As an August 2005 issue of Consumer Reports declares, “Alternative medicine has come of age.” Consumer Reports cites deep-tissue massage as one of the remedies most effective as voted by readers for back pain, arthritis, osteoarthritis and fibromyalgia. In addition to being enthusiastic users of alternative medicine, subscribers of Consumer Reports are older, wealthier and well educated.

Among the positive wave of response was the information that 14 percent of U.S. adults visited a massage therapist in 2008 and 42 percent have received a professional massage sometime in their life.

Americans report overwhelmingly positive feelings about their massage experiences. Eighty-five percent express favorable feelings toward massage therapists, with 69 percent expressing very favorable feelings. Among 2009 massage clients, fully 77 percent voiced very favorable feelings about their most recent massage, with 44 percent rating it a perfect ten-out-of-ten.

For the adults who visited a massage therapist in 2009, the average number of visits was 3.5. This use level puts massage on par with consumer use of chiropractic and physical-therapy services.

There are three primary reasons people seek massage, each representing about a third of all massages delivered. Most seek relaxation and restoration (34 percent), need relief from pain or muscle soreness (31 percent), or have a massage because they received it as a gift (27 percent). Recommendations by medical professionals and receiving gift certificates are primary factors in consumers choosing to get a massage.

In 2009, 2 percent of consumers who had a massage went 21 times or more to a therapist. Similar to prior studies, 32 percent had just one massage in 2009 and 5 percent had 11–20 sessions. So 7 percent of all clients had 11 or more massages last year (2009). Five percent received 6–10 sessions; 35 percent had 3–5 sessions; and 21 percent had just two sessions.

The increasing popularity of massage as a personal service and health option present a positive financial future for those in the field. There is continually greater acceptance of massage by other healthcare professionals as a viable and valuable healthcare modality. Concurrently, those with ailments wanting other healthcare options are increasingly looking to massage. The number of consumers seeking massage as a personal care service is expanding. The options and potentials for those wanting to practice massage are extremely high.

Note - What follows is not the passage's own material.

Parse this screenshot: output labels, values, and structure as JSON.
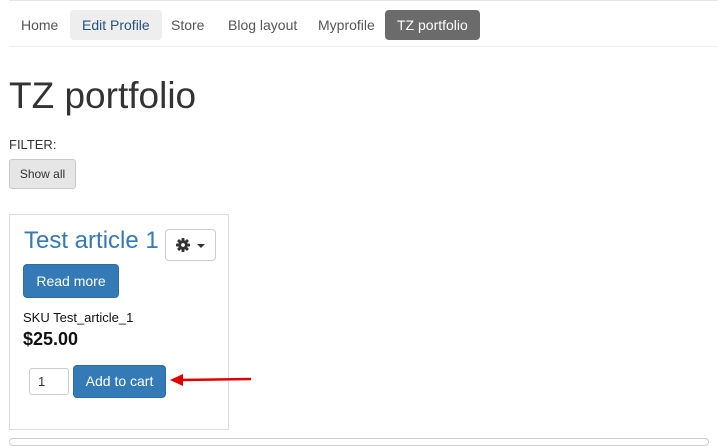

Consumer demand for these services, and their recognition as legitimate medical expenses, seems likely to drive practitioners and insurers closer together, along with competitive pressure on employers to attract and retain staff.

As a growing profession that is gaining respect among other healthcare providers, it behooves us to continue to work toward improving overall educational quality. Superior training is a financial advantage to practitioners and educational institutions.

"Looking at a snapshot of our field is like watching a river that passes before us moving from the past to the future. The water is different from day to day, but it remains the same river. While tomorrow’s massage therapy field will be filled with different individuals and experiences, it will remain the same magnificent field we are all so fortunate to be a part of today."

(quote by Whitney Lowe is a recognized authority on pain and injury treatment with massage therapy. His contributions to the massage field are wide ranging and include extensive research, professional publications, teaching, clinical work, consulting, and participation in national boards and committees. He is the author of the books Orthopedic Assessment in Massage Therapy (Daviau-Scott, 2006) and Orthopedic Massage: Theory and Technique (Mosby, 2003), which are used in training programs and schools nationally and internationally. In 1994 he founded the Orthopedic Massage Education & Research Institute (OMERI) to provide massage therapists the advanced education they would need for treating orthopedic soft-tissue disorders.